You know what? As I’m writing this, I think I’ve realized why I don’t feel “proud”: whenever I pictured myself graduating / becoming a ‘doctor’, I sort of pictured myself as… a doctor. Someone with secret, insider medical knowledge. Someone who can fix people!
But it’s been 4 years, I’m getting that magical “M.D.”, and yet…. nada. In fact, I feel approximately as legit as this guy:
So how can I walk across the stage and feel the sense of pride when I always pictured that pride being accompanied by… I don’t know… actual doctoriness? Or doctor skills? Or even just general knowledge?
But the clock’s ticking, because after so many graduation celebrations, my actual graduation – For Real Graduation, We Mean It This Time, You’re Wearing A Floppy Hat And Everything – is on Wednesday. And to be honest, I’m still not feeling anything.
(Seriously, the wizard robes and floppy hat set me back $260. To rent. To RENT.)
(I THOUGHT THIS WAS AMERICA.)
Please tell us you’ll continue blogging into your residency. Best wishes as you transition from student to doctor!
Awesome post, awesome blog.
Best wishes to you!
After following you for so long – I’m proud of you! And yes – I do hope you’ll keep blogging from the lofty heights of PGY1. 🙂
You know, I am jealous of all kids everywhere…because at least one of THEM might have the chance to have you as a doctor. Mazel Tov.
I completely agree!!!! ARGH, I don’t feel any different. And I basically spent my graduation ceremony feeling like a fraud. Also, $260 to rent?!? OUTRAGE!! I was mad enough about paying $100 to buy mine. I swear, they can’t cost more than $2 to make… grrr… But, congrats to a fellow recent grad (for what it’s worth) and future colleague (wonder when that’ll stop sounding weird..)
As an experienced EMS provider with MD aspirations of my own, I want you to know that the best residents I encounter are those who are not afraid to admit that they don’t know everything. Med School laid the groundwork for you to learn the actual PRACTICE of medicine. I’ve seen enough fresh-out-of-their-grad-robe residents who end up killing patients because they were too arrogant to realize that caring for a patient is very different from passing a written exam.
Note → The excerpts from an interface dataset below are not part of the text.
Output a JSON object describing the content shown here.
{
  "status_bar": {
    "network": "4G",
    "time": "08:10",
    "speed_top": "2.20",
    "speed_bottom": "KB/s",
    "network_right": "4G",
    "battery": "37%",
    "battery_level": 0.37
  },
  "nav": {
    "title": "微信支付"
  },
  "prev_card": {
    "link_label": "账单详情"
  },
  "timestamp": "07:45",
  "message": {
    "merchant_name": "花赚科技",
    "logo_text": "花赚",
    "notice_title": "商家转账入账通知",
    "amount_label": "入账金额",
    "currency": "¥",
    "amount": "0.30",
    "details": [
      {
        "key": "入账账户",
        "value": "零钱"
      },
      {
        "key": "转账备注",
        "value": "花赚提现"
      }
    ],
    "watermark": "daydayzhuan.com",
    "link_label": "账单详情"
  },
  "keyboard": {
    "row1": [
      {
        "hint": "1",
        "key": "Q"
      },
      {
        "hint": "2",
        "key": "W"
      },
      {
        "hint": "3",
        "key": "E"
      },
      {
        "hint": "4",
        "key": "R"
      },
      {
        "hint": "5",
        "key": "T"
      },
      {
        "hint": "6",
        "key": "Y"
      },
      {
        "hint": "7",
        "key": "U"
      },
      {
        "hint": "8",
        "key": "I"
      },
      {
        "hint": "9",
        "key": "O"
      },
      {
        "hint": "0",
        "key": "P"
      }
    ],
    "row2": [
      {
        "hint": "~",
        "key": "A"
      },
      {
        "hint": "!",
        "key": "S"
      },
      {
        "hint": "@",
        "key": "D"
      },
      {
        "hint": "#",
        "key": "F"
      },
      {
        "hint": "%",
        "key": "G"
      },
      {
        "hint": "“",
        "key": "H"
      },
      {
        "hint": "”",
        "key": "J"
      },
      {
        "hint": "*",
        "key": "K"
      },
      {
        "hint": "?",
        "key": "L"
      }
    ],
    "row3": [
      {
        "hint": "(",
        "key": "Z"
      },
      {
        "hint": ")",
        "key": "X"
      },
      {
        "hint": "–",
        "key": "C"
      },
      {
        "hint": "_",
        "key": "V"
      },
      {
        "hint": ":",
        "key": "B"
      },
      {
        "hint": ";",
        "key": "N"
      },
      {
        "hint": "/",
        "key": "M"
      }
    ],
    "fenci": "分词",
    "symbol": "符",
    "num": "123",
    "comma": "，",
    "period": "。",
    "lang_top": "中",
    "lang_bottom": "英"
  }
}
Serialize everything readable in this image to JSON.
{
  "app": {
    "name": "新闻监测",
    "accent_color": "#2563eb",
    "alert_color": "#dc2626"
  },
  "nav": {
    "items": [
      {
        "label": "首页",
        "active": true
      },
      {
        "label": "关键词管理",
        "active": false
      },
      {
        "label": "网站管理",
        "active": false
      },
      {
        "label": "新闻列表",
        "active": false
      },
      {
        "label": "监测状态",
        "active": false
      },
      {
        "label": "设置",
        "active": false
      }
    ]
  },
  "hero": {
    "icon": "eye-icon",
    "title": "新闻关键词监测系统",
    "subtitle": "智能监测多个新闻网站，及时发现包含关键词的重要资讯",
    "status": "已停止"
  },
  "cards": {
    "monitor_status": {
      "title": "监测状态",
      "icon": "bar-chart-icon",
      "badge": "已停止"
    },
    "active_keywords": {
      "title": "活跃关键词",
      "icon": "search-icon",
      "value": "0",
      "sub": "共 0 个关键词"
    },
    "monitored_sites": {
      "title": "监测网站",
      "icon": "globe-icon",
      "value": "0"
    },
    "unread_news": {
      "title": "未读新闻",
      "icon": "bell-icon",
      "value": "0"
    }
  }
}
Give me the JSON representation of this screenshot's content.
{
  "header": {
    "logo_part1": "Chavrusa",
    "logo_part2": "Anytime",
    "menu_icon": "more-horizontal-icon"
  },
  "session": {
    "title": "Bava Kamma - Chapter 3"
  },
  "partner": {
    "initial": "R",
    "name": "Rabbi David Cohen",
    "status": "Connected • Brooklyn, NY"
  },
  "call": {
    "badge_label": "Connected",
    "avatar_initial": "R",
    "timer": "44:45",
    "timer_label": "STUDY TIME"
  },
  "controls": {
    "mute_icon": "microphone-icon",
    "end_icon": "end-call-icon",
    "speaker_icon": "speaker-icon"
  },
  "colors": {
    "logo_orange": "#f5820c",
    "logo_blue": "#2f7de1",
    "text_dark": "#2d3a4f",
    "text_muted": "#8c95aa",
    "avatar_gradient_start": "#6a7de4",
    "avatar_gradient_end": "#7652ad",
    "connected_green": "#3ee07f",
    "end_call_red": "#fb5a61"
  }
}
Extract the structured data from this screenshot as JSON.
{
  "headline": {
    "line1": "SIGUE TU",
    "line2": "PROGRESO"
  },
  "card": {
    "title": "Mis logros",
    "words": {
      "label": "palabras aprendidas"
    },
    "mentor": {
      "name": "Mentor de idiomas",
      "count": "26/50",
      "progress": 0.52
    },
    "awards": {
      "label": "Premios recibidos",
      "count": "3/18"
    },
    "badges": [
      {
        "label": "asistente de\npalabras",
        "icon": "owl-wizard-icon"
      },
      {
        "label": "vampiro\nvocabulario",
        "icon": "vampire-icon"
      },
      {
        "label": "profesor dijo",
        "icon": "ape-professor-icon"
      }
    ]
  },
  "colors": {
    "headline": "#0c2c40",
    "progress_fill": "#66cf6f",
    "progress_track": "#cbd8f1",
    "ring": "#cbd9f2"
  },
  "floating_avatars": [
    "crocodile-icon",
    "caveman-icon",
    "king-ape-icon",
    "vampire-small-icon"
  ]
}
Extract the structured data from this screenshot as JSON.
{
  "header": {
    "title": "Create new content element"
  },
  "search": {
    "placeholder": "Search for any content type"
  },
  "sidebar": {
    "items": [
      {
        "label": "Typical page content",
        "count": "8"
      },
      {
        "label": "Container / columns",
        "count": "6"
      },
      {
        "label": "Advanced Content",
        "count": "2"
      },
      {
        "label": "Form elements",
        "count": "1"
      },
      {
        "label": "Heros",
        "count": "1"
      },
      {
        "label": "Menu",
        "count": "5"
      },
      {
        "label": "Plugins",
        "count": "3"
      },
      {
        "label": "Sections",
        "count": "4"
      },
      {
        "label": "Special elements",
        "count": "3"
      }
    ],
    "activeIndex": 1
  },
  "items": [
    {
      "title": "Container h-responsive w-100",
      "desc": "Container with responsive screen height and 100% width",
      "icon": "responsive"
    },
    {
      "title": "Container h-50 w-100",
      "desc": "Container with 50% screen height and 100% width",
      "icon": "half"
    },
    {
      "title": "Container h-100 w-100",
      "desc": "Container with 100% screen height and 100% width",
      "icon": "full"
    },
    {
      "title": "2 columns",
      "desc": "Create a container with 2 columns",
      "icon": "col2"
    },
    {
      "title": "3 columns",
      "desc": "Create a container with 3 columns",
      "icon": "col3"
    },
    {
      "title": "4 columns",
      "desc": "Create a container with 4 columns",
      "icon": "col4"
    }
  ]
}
Residency trains you to be a competent doctor, not medical school. So if you feel like you don’t know enough, know that I (and other healthcare providers you will work with) will absolutely respect you for understanding your limitations. And I promise that we will bend over backwards to help support you in becoming the best doctor you can be.
In short, I know you will find whatever support you will need, as long as you are sufficiently self-aware to not reject that help. And having followed you for a long time, I know that you will be warmly supported and guided wherever you go.
I too was not proud at graduation of med school or residency – feeling as if I’d merely survived instead of thrived. I really enjoy your writing. Keep it up please.